* _YOUR INSTRUCTIONS_:
In the entries, find all lines that hold the word "JSON" and copy them.
** MATERIALS PROVIDED follows **
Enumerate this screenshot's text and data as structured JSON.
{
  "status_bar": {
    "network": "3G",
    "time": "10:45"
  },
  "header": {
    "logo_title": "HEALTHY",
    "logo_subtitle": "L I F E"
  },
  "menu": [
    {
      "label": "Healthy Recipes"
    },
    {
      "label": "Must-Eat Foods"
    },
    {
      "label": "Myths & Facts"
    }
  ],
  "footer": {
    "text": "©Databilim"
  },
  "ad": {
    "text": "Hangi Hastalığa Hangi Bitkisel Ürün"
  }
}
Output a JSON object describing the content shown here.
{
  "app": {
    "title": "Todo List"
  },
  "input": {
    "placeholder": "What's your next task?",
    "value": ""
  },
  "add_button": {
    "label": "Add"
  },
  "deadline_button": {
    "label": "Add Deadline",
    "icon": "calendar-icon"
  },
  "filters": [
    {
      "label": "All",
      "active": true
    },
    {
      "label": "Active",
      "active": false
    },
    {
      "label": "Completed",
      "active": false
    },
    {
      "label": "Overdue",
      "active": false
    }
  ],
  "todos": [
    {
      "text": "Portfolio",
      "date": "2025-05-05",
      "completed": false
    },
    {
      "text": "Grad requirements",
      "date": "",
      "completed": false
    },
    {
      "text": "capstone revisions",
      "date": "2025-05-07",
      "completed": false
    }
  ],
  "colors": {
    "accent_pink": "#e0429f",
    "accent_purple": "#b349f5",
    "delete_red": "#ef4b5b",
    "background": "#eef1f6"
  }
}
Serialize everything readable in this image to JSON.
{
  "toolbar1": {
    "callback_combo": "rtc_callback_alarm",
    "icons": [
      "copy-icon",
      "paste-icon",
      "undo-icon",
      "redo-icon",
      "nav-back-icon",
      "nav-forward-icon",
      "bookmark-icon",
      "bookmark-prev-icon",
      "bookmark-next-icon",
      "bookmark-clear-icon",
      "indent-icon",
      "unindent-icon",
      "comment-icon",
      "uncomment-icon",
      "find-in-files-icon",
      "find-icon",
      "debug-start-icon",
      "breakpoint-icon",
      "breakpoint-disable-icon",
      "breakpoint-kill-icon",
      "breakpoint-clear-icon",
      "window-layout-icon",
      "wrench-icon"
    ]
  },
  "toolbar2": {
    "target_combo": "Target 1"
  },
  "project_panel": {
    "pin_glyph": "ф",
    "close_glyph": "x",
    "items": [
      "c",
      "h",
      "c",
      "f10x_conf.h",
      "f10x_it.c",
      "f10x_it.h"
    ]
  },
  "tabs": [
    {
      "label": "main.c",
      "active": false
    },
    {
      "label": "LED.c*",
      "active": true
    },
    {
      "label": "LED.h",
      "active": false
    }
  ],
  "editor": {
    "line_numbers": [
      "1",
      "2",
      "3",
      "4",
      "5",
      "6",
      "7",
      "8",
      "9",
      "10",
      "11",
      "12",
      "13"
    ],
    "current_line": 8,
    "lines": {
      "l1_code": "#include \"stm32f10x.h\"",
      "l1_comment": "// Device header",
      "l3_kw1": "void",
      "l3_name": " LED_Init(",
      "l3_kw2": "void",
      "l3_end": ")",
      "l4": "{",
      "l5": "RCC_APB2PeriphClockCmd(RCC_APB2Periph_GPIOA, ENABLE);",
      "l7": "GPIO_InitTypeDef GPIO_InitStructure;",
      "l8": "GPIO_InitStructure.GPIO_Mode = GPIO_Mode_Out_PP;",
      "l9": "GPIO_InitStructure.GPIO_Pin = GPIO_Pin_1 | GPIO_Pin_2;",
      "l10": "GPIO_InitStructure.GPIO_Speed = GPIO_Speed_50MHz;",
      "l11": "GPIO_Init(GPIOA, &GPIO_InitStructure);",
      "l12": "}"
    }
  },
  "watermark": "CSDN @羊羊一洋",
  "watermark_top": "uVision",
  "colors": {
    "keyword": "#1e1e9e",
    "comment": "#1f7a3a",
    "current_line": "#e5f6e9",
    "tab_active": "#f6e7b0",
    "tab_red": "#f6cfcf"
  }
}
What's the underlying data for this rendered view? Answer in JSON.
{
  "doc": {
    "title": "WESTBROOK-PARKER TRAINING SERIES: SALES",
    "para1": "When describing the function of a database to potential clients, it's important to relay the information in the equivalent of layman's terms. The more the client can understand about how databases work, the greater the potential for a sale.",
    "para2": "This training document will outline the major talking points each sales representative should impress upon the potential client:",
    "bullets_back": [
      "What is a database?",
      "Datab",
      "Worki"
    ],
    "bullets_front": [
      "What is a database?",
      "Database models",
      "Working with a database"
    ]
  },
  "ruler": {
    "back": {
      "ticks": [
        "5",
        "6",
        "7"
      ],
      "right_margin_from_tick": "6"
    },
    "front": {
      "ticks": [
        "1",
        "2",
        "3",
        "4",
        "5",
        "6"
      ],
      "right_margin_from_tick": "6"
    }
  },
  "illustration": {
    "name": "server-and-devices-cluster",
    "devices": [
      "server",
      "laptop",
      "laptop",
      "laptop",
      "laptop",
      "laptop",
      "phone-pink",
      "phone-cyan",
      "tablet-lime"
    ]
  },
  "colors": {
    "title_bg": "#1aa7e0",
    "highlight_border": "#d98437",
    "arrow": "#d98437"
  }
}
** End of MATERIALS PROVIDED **
* _SOLUTION TO THIS TASK_:
Enumerate this screenshot's text and data as structured JSON.
Output a JSON object describing the content shown here.
Serialize everything readable in this image to JSON.
What's the underlying data for this rendered view? Answer in JSON.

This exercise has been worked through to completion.